Monthly Archives: March 2015

Rabbit Lake Sauna

Lakeside Sauna

Rabbit Lake Sauna

Saunas are ubiquitous in Finland and just about the same in Aitkin, MN and Crystal Falls, MI, where I grew up.  Most weren’t as romantically located as this one, a modern day example at a second home.  My family were by and large farmers and saunas were workaday baths, situated somewhere on the property, but generally not picturesquely next to a lake.  I’m very interested in painting saunas right now.  I’ve wanted to have one at my home for years — opportunities to take a sauna at the homes of my relatives have become increasingly less frequent,  because, well, they’re in Minnesota — and I’ve just figured out how I might do it.  So, this is my first sauna painting.  Our family tradition was to visit for sauna on a Saturday nights.  Coffee would be served.  The men would go right away for the hottest of the steam, while the women laid coffee, pulla (cardamom-flavored, sweet bread) and cookies on the table.  Then, the women would go, from the oldest to the youngest.  Most saunas in my youth had electricity, but they didn’t have running water.  The stoves were fed with wood.  There would be multiple milk cans in the dressing room.  We would fill our pails before entering the steam room, wetting our washcloths in the cool water and laying them over our faces so we could breathe.  When it came time to wash, we’d ladle water out of the hot water reservoir next to the stones on top of the stove and mix it with the cool water in our pails, then scrub up, dumping the pail over our heads to rinse off.  Sometimes we’d have to fill more than one pail, of course.  We’d come back to the kitchen tables, pink faced, with towels wrapped around our heads and talk for hours.  It’s a very good memory.

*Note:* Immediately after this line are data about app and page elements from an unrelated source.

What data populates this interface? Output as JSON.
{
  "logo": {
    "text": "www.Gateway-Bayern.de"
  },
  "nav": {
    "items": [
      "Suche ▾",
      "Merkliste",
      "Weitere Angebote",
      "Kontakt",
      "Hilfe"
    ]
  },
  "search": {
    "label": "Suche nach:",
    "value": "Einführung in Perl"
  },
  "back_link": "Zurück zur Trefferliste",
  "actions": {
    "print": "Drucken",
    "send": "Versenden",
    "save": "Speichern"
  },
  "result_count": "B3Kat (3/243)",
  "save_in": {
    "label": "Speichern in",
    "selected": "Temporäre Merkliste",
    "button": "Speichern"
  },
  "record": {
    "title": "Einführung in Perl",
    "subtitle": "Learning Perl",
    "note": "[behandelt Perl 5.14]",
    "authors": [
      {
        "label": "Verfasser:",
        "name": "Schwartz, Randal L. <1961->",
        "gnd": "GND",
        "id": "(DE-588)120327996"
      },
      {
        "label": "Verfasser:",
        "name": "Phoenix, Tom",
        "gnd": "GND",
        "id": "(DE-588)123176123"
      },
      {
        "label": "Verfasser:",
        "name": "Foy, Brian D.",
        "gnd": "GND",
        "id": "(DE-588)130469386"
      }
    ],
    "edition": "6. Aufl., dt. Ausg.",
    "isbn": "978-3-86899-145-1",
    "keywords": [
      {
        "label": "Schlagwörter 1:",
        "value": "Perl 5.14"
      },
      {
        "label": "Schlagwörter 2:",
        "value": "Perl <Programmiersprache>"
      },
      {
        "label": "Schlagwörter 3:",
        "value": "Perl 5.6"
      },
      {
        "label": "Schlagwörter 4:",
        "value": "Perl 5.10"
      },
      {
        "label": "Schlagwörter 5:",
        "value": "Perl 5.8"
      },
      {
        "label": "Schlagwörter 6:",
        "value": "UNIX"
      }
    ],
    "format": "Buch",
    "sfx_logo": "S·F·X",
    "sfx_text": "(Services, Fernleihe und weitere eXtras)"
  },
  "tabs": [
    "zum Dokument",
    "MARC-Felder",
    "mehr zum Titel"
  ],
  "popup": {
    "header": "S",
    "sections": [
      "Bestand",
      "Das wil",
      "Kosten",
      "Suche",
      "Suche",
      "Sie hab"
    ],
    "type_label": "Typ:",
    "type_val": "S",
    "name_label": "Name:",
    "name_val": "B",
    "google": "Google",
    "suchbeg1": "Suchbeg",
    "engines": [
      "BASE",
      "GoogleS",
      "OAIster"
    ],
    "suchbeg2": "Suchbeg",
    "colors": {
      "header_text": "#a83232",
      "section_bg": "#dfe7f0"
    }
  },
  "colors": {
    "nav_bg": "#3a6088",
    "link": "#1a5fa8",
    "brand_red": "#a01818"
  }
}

Hapsburg Exhibit at the Minneapolis Institute of Art

Jupiter and Io, Corregio

Treasures from the Kunsthistorisches Museum in Vienna are at the Minneapolis Institute of Art until May 10th.  In addition, to celebrate the 100th Anniversary of the MIA, a Vermeer — one of only 34 in the world —  is on view for free until May 3rd.

Woman Reading a Letter, Jan Vermeer


I never noticed the beautiful hand inside the somewhat paw-like Jupiter cloud.  That just makes it so much better, because frankly, the paw kind of creeped me out.  This is an absolutely gorgeous painting and if they’d had a poster larger than a foot by six inches, I would have bought it.  I’m not sure I’ve ever seen a Correggio before.  No scholarly comments here.  I don’t know a thing about Correggio.

Danae, Titian

Titian did a number of Danaes.  It’s such a great opportunity to paint a beautiful woman and it isn’t necessary to come up with any challenging postures or anything.  All that happens is that Zeus (or Jupiter to the Italians) drops a shower of golden coins on her.  With that formula, any good life-painting session could result in a painting of Danae.

Susanna and the Elders, Tintoretto

I also don’t know anything about Tintoretto.  except that he painted so intensely that he was called Il Furioso.  Apparently it ran in the family, because his father earned such a reputation defending the city gates of Padua, that his son was tagged with the epithet Robusti too.

Infanta Maria Teresa, Velasquez

Pardon the short form of the artist’s names.  Velasquez was really named Diego Rodríguez de Silva y Velázquez.  So, enough said.,_called_Caravaggio_-_The_Crowning_with_Thorns_-_Google_Art_Project.jpg/1280px-Michelangelo_Merisi,_called_Caravaggio_-_The_Crowning_with_Thorns_-_Google_Art_Project.jpg

The Crowning with Thorns, Michelangelo Merisi, called Caravaggio

I couldn’t figure out at first exactly what the slaves were doing with the sticks, although it was probably perfectly apparent to everyone else that they were dragging at the crown in order cause the maximum amount of damage on Christ’s head.  I bought a book about Caravaggio at the Museum.  His paintings are often full of writhing subjects, engaged in (often) bloody actions, such as….


The thing that immediately strikes me is that in spite of knowledge of human anatomy these Renaissance artists had, it would have been impossible for Caravaggio to do these chiaroscuro lighting situations without models holding the poses for hours under dramatic lighting sources.

Portrait of Sculptor Alessandro Vittorio, Giovanni Batista Moroni

In addition to the world’s greatest artists, the Hapsburg Exhibit has a wonderful coach, a sleigh (which was used in a royal wedding — the groom sat astride behind the seat, with his feet anchoring him on the runners),  gilded horse harnesses, a ball gown, the livery of Court officials.  It’s so much fun!  Go see it!

Gilded Sled and harness, Kunsthistorisches Museum

Better view of the Sled